- About this exercise
Wherever the word "following" appears in a line of the data, that line should be copied.
# # # # # # #
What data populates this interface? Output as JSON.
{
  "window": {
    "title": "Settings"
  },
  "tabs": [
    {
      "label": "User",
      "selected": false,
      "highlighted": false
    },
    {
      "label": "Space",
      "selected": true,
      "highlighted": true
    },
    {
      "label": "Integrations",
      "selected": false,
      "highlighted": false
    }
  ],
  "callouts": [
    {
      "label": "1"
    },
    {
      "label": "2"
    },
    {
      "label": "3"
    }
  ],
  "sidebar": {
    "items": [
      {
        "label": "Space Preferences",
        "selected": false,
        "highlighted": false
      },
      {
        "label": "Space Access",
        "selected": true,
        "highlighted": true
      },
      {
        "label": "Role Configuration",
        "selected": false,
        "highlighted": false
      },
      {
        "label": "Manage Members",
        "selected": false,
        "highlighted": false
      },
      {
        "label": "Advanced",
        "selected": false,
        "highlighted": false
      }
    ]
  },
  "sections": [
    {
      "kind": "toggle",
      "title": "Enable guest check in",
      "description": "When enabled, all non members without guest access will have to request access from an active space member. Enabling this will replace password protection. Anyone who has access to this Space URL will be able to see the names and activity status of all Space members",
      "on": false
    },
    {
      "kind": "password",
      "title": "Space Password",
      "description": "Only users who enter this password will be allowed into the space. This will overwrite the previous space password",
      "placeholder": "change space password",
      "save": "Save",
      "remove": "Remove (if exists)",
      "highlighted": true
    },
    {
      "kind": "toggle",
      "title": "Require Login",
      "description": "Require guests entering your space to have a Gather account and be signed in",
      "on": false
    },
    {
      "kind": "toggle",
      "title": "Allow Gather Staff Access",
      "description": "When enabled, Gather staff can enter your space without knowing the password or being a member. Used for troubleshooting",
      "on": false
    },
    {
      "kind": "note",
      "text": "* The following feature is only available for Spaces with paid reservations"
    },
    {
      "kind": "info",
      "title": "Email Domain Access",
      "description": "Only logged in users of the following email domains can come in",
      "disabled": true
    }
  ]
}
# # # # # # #
- Task output
      "text": "* The following feature is only available for Spaces with paid reservations"
      "description": "Only logged in users of the following email domains can come in",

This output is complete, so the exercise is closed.